Assignment. Would you go through the records below and copy each line with the string "已加入索引"?

Data for the task.
^^^^^^^^^^^^^^^^

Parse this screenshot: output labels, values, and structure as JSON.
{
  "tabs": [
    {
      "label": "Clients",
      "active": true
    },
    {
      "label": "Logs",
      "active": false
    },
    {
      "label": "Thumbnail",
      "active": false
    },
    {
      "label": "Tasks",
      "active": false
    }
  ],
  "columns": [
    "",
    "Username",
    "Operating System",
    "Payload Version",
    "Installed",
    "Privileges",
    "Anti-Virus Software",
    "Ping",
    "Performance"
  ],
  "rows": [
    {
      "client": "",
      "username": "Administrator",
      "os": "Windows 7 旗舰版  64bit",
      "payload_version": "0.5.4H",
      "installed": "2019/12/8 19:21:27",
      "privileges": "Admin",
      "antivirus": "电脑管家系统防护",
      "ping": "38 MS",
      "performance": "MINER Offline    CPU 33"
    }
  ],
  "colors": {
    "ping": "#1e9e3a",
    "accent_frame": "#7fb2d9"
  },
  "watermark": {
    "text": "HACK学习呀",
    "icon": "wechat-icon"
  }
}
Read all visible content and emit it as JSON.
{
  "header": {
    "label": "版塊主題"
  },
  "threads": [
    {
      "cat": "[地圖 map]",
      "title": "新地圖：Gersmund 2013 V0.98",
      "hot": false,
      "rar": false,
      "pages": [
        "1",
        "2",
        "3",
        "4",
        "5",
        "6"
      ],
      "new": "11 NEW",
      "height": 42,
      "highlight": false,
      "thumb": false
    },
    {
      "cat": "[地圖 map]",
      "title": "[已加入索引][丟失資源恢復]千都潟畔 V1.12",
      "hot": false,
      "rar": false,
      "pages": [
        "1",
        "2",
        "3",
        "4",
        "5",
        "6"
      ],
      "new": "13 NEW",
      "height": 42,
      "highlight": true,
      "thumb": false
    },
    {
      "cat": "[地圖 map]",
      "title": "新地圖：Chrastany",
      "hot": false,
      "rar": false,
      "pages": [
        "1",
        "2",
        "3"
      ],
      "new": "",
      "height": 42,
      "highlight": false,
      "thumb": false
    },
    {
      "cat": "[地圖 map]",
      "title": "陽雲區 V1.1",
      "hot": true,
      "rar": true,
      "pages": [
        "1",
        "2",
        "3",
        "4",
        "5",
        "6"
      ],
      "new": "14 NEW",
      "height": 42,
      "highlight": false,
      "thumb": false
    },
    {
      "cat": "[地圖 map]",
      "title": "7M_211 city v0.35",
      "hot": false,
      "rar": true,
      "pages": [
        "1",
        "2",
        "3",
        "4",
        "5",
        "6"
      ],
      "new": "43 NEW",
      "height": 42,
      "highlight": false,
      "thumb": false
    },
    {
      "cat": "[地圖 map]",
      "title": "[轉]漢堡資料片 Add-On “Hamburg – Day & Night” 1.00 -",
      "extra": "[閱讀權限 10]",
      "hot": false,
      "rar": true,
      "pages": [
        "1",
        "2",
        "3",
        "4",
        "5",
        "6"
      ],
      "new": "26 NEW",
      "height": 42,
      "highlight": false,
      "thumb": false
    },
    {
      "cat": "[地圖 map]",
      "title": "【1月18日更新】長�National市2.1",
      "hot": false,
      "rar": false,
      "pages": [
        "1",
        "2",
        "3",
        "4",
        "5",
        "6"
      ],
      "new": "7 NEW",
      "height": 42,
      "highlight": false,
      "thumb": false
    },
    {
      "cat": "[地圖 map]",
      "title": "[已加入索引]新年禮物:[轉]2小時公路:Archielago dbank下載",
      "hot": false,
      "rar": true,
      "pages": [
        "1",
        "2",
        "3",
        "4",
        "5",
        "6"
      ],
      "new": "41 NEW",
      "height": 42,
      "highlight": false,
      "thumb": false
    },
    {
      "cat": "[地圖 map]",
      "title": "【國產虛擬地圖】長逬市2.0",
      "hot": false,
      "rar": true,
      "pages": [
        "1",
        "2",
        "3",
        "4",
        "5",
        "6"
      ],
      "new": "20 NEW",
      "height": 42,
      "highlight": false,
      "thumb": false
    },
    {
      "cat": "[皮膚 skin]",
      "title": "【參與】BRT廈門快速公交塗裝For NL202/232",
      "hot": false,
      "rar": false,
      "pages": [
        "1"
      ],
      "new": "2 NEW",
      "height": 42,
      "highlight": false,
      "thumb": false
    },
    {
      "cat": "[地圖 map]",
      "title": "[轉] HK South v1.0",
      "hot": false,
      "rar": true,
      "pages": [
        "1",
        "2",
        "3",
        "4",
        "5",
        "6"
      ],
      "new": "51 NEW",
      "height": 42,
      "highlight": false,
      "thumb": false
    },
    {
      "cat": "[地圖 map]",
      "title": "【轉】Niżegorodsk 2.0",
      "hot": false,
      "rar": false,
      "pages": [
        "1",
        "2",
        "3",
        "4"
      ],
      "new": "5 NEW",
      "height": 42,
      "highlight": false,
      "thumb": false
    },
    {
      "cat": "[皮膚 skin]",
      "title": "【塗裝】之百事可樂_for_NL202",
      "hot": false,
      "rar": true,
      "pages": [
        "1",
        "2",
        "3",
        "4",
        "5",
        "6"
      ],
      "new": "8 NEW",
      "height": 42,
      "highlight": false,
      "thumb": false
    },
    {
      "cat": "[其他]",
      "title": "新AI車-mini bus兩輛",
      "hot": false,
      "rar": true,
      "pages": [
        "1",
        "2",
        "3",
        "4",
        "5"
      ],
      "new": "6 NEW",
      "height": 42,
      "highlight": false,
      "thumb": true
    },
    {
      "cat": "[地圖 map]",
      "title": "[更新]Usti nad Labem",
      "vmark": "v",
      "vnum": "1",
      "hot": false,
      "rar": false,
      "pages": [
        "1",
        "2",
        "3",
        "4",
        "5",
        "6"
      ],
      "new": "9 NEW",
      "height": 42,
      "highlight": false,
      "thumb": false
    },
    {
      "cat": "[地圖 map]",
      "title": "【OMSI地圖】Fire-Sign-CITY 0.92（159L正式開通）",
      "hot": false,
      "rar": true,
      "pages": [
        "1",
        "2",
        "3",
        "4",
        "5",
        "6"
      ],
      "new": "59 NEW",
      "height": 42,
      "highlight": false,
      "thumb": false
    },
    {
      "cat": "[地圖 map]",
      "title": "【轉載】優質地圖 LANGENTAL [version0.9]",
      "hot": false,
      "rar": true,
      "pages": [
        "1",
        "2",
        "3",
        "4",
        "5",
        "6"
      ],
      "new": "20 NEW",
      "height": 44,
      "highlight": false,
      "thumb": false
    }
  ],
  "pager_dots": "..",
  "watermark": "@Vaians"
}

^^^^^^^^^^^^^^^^

Problem solution.
      "title": "[已加入索引][丟失資源恢復]千都潟畔 V1.12",
      "title": "[已加入索引]新年禮物:[轉]2小時公路:Archielago dbank下載",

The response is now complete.